[What to work on]
Output all of the entries exactly as they are given.

___ The data ___

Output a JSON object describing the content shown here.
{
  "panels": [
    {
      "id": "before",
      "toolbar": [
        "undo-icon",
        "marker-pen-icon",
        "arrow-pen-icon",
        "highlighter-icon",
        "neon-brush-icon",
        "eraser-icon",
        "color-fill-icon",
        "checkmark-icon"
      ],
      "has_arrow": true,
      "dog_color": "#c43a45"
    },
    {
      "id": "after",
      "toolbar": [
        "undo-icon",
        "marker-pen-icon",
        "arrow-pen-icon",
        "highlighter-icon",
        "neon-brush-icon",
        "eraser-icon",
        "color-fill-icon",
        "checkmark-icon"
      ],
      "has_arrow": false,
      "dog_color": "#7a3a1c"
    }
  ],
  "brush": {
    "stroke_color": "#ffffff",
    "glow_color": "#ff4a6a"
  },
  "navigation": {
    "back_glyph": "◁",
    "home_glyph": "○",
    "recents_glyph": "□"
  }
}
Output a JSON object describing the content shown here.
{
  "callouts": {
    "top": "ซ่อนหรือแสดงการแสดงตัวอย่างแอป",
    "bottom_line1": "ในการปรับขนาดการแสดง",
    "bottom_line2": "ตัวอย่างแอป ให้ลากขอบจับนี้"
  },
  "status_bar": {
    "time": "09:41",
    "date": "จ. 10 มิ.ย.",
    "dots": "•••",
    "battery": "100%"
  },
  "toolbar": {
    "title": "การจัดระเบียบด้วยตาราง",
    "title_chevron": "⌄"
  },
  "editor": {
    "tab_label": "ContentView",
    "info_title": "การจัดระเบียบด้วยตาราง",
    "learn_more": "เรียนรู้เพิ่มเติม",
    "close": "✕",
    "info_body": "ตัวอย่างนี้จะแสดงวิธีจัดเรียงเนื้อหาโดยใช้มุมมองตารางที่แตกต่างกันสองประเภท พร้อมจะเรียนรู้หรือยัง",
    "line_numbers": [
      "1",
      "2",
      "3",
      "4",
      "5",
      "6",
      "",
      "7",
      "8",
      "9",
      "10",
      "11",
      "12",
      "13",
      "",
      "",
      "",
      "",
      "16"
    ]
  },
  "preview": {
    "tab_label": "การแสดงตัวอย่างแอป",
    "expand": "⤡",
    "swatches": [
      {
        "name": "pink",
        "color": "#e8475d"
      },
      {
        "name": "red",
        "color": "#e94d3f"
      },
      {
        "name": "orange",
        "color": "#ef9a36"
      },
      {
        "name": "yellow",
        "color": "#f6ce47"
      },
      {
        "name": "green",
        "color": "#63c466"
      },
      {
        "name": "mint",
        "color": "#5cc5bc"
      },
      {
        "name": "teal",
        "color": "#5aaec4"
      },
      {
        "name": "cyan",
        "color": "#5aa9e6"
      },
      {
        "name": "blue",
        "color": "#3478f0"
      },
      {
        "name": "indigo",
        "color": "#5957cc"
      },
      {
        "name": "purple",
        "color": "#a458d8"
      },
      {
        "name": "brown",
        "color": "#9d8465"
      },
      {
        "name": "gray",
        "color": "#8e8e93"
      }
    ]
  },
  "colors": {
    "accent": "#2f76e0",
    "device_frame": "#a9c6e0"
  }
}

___

[Task response]
Output a JSON object describing the content shown here.
{
  "panels": [
    {
      "id": "before",
      "toolbar": [
        "undo-icon",
        "marker-pen-icon",
        "arrow-pen-icon",
        "highlighter-icon",
        "neon-brush-icon",
        "eraser-icon",
        "color-fill-icon",
        "checkmark-icon"
      ],
      "has_arrow": true,
      "dog_color": "#c43a45"
    },
    {
      "id": "after",
      "toolbar": [
        "undo-icon",
        "marker-pen-icon",
        "arrow-pen-icon",
        "highlighter-icon",
        "neon-brush-icon",
        "eraser-icon",
        "color-fill-icon",
        "checkmark-icon"
      ],
      "has_arrow": false,
      "dog_color": "#7a3a1c"
    }
  ],
  "brush": {
    "stroke_color": "#ffffff",
    "glow_color": "#ff4a6a"
  },
  "navigation": {
    "back_glyph": "◁",
    "home_glyph": "○",
    "recents_glyph": "□"
  }
}
Output a JSON object describing the content shown here.
{
  "callouts": {
    "top": "ซ่อนหรือแสดงการแสดงตัวอย่างแอป",
    "bottom_line1": "ในการปรับขนาดการแสดง",
    "bottom_line2": "ตัวอย่างแอป ให้ลากขอบจับนี้"
  },
  "status_bar": {
    "time": "09:41",
    "date": "จ. 10 มิ.ย.",
    "dots": "•••",
    "battery": "100%"
  },
  "toolbar": {
    "title": "การจัดระเบียบด้วยตาราง",
    "title_chevron": "⌄"
  },
  "editor": {
    "tab_label": "ContentView",
    "info_title": "การจัดระเบียบด้วยตาราง",
    "learn_more": "เรียนรู้เพิ่มเติม",
    "close": "✕",
    "info_body": "ตัวอย่างนี้จะแสดงวิธีจัดเรียงเนื้อหาโดยใช้มุมมองตารางที่แตกต่างกันสองประเภท พร้อมจะเรียนรู้หรือยัง",
    "line_numbers": [
      "1",
      "2",
      "3",
      "4",
      "5",
      "6",
      "",
      "7",
      "8",
      "9",
      "10",
      "11",
      "12",
      "13",
      "",
      "",
      "",
      "",
      "16"
    ]
  },
  "preview": {
    "tab_label": "การแสดงตัวอย่างแอป",
    "expand": "⤡",
    "swatches": [
      {
        "name": "pink",
        "color": "#e8475d"
      },
      {
        "name": "red",
        "color": "#e94d3f"
      },
      {
        "name": "orange",
        "color": "#ef9a36"
      },
      {
        "name": "yellow",
        "color": "#f6ce47"
      },
      {
        "name": "green",
        "color": "#63c466"
      },
      {
        "name": "mint",
        "color": "#5cc5bc"
      },
      {
        "name": "teal",
        "color": "#5aaec4"
      },
      {
        "name": "cyan",
        "color": "#5aa9e6"
      },
      {
        "name": "blue",
        "color": "#3478f0"
      },
      {
        "name": "indigo",
        "color": "#5957cc"
      },
      {
        "name": "purple",
        "color": "#a458d8"
      },
      {
        "name": "brown",
        "color": "#9d8465"
      },
      {
        "name": "gray",
        "color": "#8e8e93"
      }
    ]
  },
  "colors": {
    "accent": "#2f76e0",
    "device_frame": "#a9c6e0"
  }
}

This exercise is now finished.